A fresh glimpse at the single-player campaign suggests the team is bringing a new level of skill to its work. "There's a hundred little changes you might notice, and a hundred you won't," says Bowling, as he loads up a mission set inside a favela - a slum, I had to look it up - in Rio De Janeiro. "This stuff ranges from lighting effects and things like blood-splattering patterns, to little details involving how much more responsive the environment is and how much more is moving around at any time."

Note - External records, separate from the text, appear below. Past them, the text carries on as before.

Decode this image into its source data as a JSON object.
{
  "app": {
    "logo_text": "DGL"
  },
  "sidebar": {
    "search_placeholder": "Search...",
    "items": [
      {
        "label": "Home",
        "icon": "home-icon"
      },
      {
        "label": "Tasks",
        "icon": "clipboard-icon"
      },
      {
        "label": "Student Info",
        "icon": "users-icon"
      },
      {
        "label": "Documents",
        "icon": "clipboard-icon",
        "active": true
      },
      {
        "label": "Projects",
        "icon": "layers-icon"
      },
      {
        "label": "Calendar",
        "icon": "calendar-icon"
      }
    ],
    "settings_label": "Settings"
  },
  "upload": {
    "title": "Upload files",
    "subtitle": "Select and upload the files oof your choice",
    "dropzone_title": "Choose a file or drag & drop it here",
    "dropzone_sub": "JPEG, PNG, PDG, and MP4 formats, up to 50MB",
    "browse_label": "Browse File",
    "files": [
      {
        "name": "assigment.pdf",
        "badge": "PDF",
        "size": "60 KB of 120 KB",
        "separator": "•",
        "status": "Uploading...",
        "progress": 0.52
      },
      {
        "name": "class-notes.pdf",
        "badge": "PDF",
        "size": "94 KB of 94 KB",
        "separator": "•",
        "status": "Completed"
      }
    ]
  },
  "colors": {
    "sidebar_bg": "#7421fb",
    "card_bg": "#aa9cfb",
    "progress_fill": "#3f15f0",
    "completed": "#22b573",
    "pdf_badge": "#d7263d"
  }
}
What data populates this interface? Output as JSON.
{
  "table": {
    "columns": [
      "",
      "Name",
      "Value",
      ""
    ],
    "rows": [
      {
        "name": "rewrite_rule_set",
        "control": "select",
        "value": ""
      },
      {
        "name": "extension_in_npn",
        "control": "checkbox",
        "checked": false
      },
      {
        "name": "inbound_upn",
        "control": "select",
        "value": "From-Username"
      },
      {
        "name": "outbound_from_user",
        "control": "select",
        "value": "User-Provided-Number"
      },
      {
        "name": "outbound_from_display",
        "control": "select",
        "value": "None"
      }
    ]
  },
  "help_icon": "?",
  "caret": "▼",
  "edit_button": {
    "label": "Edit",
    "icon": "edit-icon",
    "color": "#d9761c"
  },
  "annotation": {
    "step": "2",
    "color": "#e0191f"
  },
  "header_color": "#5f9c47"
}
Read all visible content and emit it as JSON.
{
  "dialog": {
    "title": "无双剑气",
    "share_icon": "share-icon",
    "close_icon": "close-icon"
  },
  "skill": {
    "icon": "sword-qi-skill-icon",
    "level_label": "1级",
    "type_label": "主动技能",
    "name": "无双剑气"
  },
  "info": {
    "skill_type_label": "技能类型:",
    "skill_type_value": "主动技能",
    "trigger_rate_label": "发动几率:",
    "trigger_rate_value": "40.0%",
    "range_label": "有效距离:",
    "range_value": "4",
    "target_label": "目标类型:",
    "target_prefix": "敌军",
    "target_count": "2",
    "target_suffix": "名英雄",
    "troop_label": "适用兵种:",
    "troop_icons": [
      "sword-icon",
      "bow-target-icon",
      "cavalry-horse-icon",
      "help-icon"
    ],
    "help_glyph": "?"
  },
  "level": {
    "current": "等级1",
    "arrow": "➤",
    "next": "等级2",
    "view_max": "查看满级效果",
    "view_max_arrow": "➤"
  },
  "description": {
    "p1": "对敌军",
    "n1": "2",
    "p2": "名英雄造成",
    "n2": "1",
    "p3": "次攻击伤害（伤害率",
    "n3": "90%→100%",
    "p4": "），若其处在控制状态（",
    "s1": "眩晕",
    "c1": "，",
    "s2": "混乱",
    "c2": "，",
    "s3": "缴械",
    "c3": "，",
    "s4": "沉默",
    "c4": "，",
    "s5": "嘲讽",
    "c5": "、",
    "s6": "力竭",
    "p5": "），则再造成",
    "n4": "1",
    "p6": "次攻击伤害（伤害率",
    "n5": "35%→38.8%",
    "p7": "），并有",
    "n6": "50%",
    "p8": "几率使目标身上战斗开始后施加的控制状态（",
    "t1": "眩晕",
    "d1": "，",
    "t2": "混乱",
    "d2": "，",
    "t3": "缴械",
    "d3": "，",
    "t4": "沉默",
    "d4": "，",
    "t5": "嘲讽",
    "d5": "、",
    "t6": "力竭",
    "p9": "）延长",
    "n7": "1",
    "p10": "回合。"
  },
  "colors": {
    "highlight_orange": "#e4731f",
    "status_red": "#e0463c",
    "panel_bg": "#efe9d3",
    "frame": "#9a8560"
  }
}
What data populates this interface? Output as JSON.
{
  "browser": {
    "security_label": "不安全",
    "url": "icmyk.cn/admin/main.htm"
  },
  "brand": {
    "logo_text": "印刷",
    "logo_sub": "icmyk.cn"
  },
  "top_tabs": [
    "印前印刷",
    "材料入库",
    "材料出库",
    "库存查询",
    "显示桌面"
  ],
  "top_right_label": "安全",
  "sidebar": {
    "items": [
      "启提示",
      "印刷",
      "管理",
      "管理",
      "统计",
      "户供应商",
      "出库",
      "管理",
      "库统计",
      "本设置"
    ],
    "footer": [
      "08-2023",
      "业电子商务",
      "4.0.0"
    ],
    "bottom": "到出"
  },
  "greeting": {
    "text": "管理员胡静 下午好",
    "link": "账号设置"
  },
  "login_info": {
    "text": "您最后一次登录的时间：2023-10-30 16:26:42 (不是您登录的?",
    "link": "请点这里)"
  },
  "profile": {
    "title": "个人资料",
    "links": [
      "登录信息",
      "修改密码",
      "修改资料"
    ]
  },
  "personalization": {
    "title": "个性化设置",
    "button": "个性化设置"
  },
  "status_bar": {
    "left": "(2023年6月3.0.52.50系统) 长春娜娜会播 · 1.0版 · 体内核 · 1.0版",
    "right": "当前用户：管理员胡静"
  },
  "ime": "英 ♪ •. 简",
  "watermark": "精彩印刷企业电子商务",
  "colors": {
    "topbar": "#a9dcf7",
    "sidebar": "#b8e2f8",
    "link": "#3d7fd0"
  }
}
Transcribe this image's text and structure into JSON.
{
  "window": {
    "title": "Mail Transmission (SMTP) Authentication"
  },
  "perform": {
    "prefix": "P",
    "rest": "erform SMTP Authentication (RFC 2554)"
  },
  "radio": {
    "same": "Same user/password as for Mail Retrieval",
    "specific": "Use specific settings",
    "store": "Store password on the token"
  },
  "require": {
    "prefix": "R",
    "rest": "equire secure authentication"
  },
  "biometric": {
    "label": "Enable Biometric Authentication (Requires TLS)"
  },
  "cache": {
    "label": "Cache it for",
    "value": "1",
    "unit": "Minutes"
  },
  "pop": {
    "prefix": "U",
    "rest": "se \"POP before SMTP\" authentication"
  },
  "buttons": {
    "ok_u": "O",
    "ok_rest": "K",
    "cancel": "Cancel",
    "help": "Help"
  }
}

He's not kidding: the level of detailing in the campaign missions can be a little overwhelming. As new protagonist Sanderson lurches through the traffic jams of downtown Rio to spy on some kind of underworld meeting, he can soak up atmospheric touches like a plastic Hula girl model on the dashboard of the car he's in. Later, he can admire lumpy chunks of brain that splatter the windshield when the meeting goes haywire, some of which belong, rather disconcertingly, to Sanderson's driver.
After that, it's down to business: out of the car, and into the grim alleyways of the shanty to pursue the fleeing baddies on foot. Trashcans and tenements, chicken wire and old tyres: it's hardly a first for a videogame, but the sense of activity going on around Sanderson is unsurpassed. Good old Soap is on the radio, barking orders and providing a nice layer of cockney backchat, while enemies scatter away from gunfire and take up positions on overhead walkways.
Throughout, Infinity Ward lays on the claustrophobia with a series of great false scares, one of which, featuring a barking dog snapping away beyond a chain link fence, provides such a shock that I almost spit coffee all over my notepad, which would have been something of a tragedy, as it was the last one in my secret stash, and Paperchase has stopped bloody making the only kind I like.
In amongst the chaos, the frantic chase, and Soap's impossible orders to capture the target alive, there's always just enough time to spot the various things Infinity Ward is getting right - the space within each encounter to tackle every enemy a variety of ways, or animation details like the underhanded grenade fling, or the way Sanderson's hands casually knock one clip out of the gun as they replace it with the next - and when it's all over and the mission's run its course, I look down to discover that what felt like 30 seconds of single-player has actually been five or 10 minutes.
For most of us, the wait to find out what happens next is nearly over. For Bowling and the rest of Infinity Ward, however, this is a much-needed lull in the schedule: with release approaching, the team that went from COD4 straight into Modern Warfare 2 without skipping a beat is getting something of a holiday.
It will all be fairly short-lived, however. "When the game does get out to the public, it all starts up again," smiles Bowling. "We'll be playing every night, watching the lobbies, checking Twitter and hearing the feedback, as well as going directly to our community and just asking: what do you think? What do you want?
"Based on that feedback, the entire team will go back and start creating post-launch content: the things people want more of. In our heads we might think we'll just be releasing more stuff for standard multiplayer, but the Spec Ops could turn into something no-one expected it to be, and people could be saying, 'We love this stuff: we want more Stealth missions, we want more Elimination missions!' You can be sure we'll be focusing our attention on what people actually want."
All of which means that, in some small way, this Christmas, a nice little chunk of one of gaming's biggest franchises rests in your hands.
Modern Warfare 2 is due out for PC, PS3 and Xbox 360 on 10th November.